> WORK REQUIRED
In the records that follow, show each line where the word "username" is present.

> DATA RECORDS
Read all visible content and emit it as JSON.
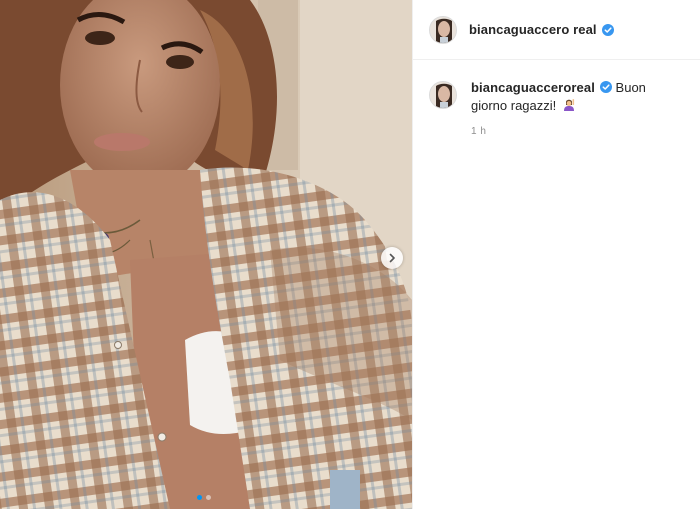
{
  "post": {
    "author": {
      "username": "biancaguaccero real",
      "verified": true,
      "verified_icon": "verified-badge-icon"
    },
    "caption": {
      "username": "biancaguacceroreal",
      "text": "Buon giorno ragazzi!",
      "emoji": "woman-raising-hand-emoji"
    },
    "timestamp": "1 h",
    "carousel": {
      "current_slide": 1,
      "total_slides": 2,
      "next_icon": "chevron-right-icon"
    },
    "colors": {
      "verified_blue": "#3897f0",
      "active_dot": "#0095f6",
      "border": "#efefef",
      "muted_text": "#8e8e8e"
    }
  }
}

> COMPLETED TASK
      "username": "biancaguaccero real",
      "username": "biancaguacceroreal",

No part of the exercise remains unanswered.